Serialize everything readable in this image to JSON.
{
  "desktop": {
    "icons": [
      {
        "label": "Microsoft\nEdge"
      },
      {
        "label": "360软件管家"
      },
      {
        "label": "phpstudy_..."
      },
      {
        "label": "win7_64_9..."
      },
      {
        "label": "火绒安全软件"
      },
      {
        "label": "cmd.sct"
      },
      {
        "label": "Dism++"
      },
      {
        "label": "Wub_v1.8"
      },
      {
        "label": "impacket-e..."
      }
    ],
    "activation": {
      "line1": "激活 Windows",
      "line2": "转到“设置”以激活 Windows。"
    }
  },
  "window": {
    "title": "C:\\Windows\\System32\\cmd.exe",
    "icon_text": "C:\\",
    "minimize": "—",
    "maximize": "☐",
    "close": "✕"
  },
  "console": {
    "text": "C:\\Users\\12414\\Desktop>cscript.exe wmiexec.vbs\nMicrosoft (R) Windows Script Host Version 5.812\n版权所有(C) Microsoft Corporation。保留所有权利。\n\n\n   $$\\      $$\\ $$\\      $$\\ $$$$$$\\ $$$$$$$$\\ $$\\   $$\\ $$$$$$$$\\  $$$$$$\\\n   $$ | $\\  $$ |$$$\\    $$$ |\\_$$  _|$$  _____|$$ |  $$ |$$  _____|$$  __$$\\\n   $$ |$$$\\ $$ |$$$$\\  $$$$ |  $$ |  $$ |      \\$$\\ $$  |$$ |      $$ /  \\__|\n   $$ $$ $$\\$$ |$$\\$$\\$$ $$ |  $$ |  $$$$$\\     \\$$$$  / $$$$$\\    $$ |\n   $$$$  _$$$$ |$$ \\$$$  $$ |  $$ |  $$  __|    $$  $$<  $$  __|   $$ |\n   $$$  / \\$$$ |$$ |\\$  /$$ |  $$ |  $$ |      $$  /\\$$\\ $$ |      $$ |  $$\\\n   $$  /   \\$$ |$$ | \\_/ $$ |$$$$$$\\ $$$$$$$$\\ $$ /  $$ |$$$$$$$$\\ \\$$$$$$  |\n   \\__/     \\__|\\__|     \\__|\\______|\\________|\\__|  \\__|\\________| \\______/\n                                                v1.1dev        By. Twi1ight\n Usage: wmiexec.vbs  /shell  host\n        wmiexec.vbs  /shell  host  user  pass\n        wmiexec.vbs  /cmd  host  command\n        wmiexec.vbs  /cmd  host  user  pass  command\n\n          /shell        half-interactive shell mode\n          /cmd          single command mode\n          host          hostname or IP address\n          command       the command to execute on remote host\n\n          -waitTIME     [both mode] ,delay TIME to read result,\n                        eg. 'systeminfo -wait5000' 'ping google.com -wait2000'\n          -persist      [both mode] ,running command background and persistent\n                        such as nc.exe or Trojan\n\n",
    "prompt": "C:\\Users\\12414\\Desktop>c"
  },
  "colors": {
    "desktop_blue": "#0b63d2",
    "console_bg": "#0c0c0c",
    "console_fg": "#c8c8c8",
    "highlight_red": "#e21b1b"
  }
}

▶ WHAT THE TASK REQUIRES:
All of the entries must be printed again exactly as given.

▶ WRITTEN ANSWER:
Serialize everything readable in this image to JSON.
{
  "desktop": {
    "icons": [
      {
        "label": "Microsoft\nEdge"
      },
      {
        "label": "360软件管家"
      },
      {
        "label": "phpstudy_..."
      },
      {
        "label": "win7_64_9..."
      },
      {
        "label": "火绒安全软件"
      },
      {
        "label": "cmd.sct"
      },
      {
        "label": "Dism++"
      },
      {
        "label": "Wub_v1.8"
      },
      {
        "label": "impacket-e..."
      }
    ],
    "activation": {
      "line1": "激活 Windows",
      "line2": "转到“设置”以激活 Windows。"
    }
  },
  "window": {
    "title": "C:\\Windows\\System32\\cmd.exe",
    "icon_text": "C:\\",
    "minimize": "—",
    "maximize": "☐",
    "close": "✕"
  },
  "console": {
    "text": "C:\\Users\\12414\\Desktop>cscript.exe wmiexec.vbs\nMicrosoft (R) Windows Script Host Version 5.812\n版权所有(C) Microsoft Corporation。保留所有权利。\n\n\n   $$\\      $$\\ $$\\      $$\\ $$$$$$\\ $$$$$$$$\\ $$\\   $$\\ $$$$$$$$\\  $$$$$$\\\n   $$ | $\\  $$ |$$$\\    $$$ |\\_$$  _|$$  _____|$$ |  $$ |$$  _____|$$  __$$\\\n   $$ |$$$\\ $$ |$$$$\\  $$$$ |  $$ |  $$ |      \\$$\\ $$  |$$ |      $$ /  \\__|\n   $$ $$ $$\\$$ |$$\\$$\\$$ $$ |  $$ |  $$$$$\\     \\$$$$  / $$$$$\\    $$ |\n   $$$$  _$$$$ |$$ \\$$$  $$ |  $$ |  $$  __|    $$  $$<  $$  __|   $$ |\n   $$$  / \\$$$ |$$ |\\$  /$$ |  $$ |  $$ |      $$  /\\$$\\ $$ |      $$ |  $$\\\n   $$  /   \\$$ |$$ | \\_/ $$ |$$$$$$\\ $$$$$$$$\\ $$ /  $$ |$$$$$$$$\\ \\$$$$$$  |\n   \\__/     \\__|\\__|     \\__|\\______|\\________|\\__|  \\__|\\________| \\______/\n                                                v1.1dev        By. Twi1ight\n Usage: wmiexec.vbs  /shell  host\n        wmiexec.vbs  /shell  host  user  pass\n        wmiexec.vbs  /cmd  host  command\n        wmiexec.vbs  /cmd  host  user  pass  command\n\n          /shell        half-interactive shell mode\n          /cmd          single command mode\n          host          hostname or IP address\n          command       the command to execute on remote host\n\n          -waitTIME     [both mode] ,delay TIME to read result,\n                        eg. 'systeminfo -wait5000' 'ping google.com -wait2000'\n          -persist      [both mode] ,running command background and persistent\n                        such as nc.exe or Trojan\n\n",
    "prompt": "C:\\Users\\12414\\Desktop>c"
  },
  "colors": {
    "desktop_blue": "#0b63d2",
    "console_bg": "#0c0c0c",
    "console_fg": "#c8c8c8",
    "highlight_red": "#e21b1b"
  }
}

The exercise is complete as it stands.